What do you think is the value of setting up separate educational academies at the local level?

Education is a major base of development. It is that element that supports the creation of the pillars of overall development by shaping the concept of people and making them concerned in their liability in development. So, the Schedule 8 of 2015 Constitution has ensured the local bodies have the right to set the education system in their area. While the right to shape the educational environment goes to the local leaders and stakeholders, it will add value to make the education more productive. It is because local stakeholders are quite familiar with the problems of their area and can identify what type of teaching and learning the people of the area need. Similarly, only the local stakeholders are familiar with the demand of the job market. 

Why the focus on technical education?

While we are not against non-technical education, we should understand that local development needs a large number of skilled manpower to accomplish various technical tasks. Local governments are compelled to hire people from outside countries and districts, as manpower or consultant for the works in their areas. So, Pokhara Metropolitan City aims to fulfill its need of skilled manpower in an easy and economical way. We also want to support other districts too.
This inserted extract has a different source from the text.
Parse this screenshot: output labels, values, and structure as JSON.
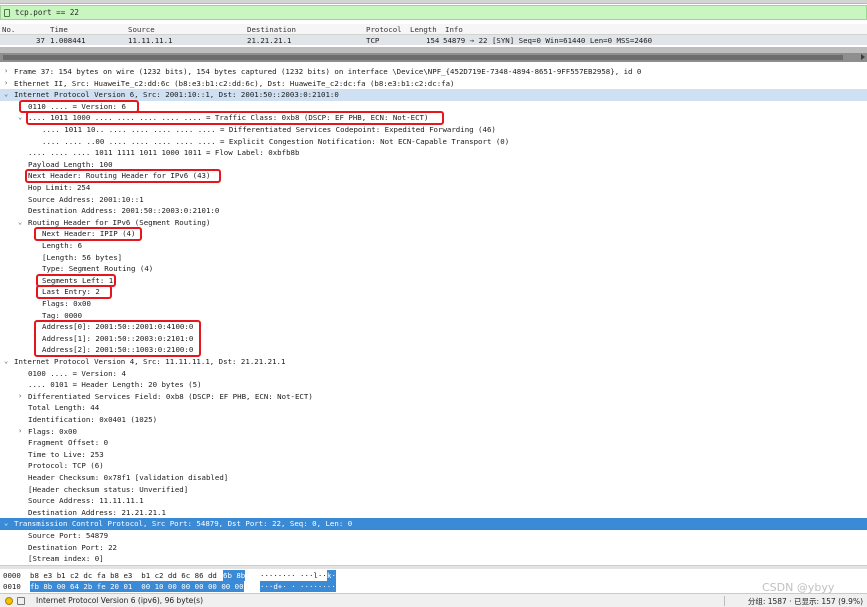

So, Gandaki Polytechnic Institutes takes students from all over the nation who want to take technical education at a reasonable cost.

What has been the output of the institute so far?
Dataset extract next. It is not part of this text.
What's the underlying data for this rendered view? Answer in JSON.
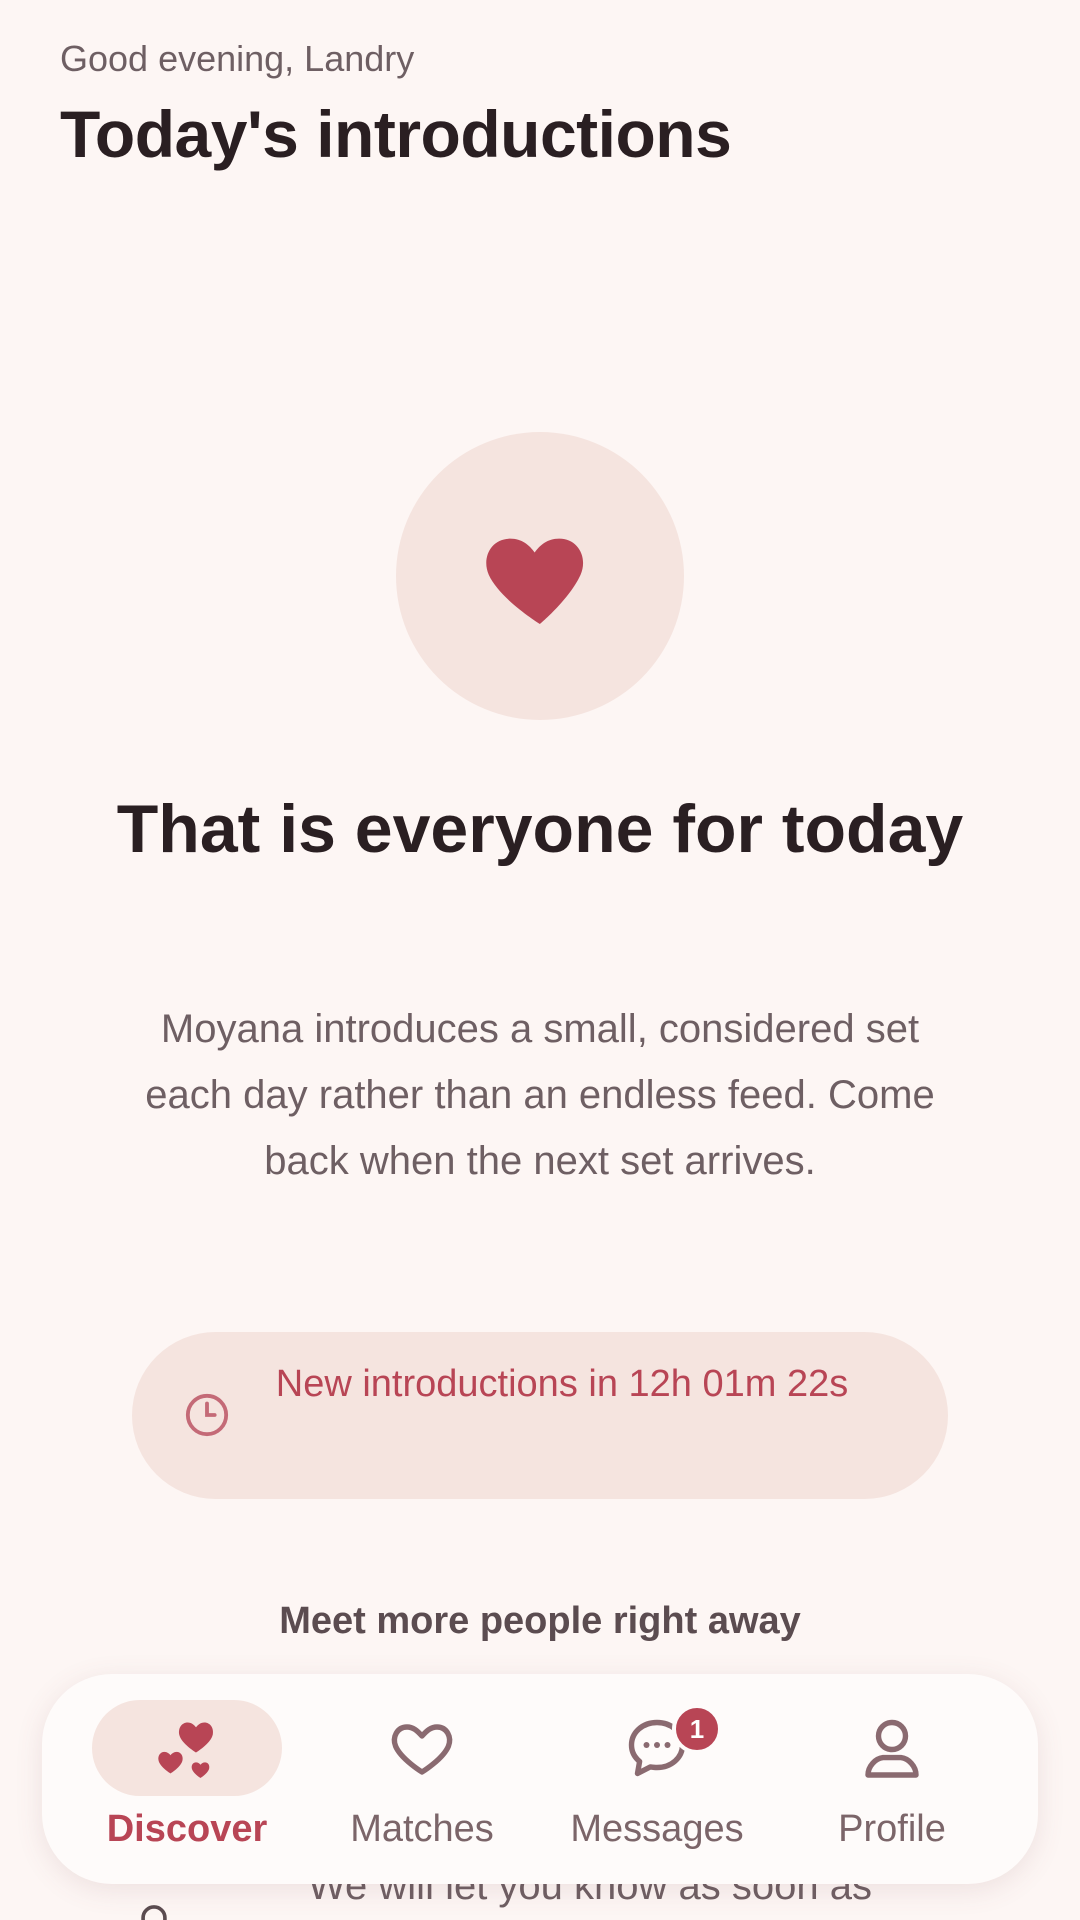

A batch has already passed out in all courses. Eighty percent of the students have joined the job market. The most positive aspect is that those who have not joined the  job market are self-employed. We encourage students to explore new things and identify their working areas. We manage to send them in paid or non-paid internships for jobs as part of their academic curriculum. In some courses we have got the highest score in all over the country too. The admission rate has been growing in every new academic calendar. Every year we have added new technical courses to address the numbers of students willing to work with Pokhara Metropolitan City.

How do you convince the community that an educational academy under the local government is fruitful?

We know that 60 percent of school education in Nepal is occupied by private organizations. Institutions like ours offer a high discount when it comes to the education fees. In comparison to other private institutions, we provide education at a reasonable cost. Likewise, we involve our students in extracurricular activities and inspire them to be confident to face the situations in their life. This year we are giving free education to girls who are talented and sat for their SEE from community schools.

Do you think there are any problems running a local government owned academic institution?

We feel local stakeholders and people representatives including the bureaucracy are very supportive to this endeavor. Nevertheless, the big stakeholders are more biased toward private organizations than the local government-run institutions. So, the lack of encouragement, monitoring and attention from related authorities are the problems that we have been facing.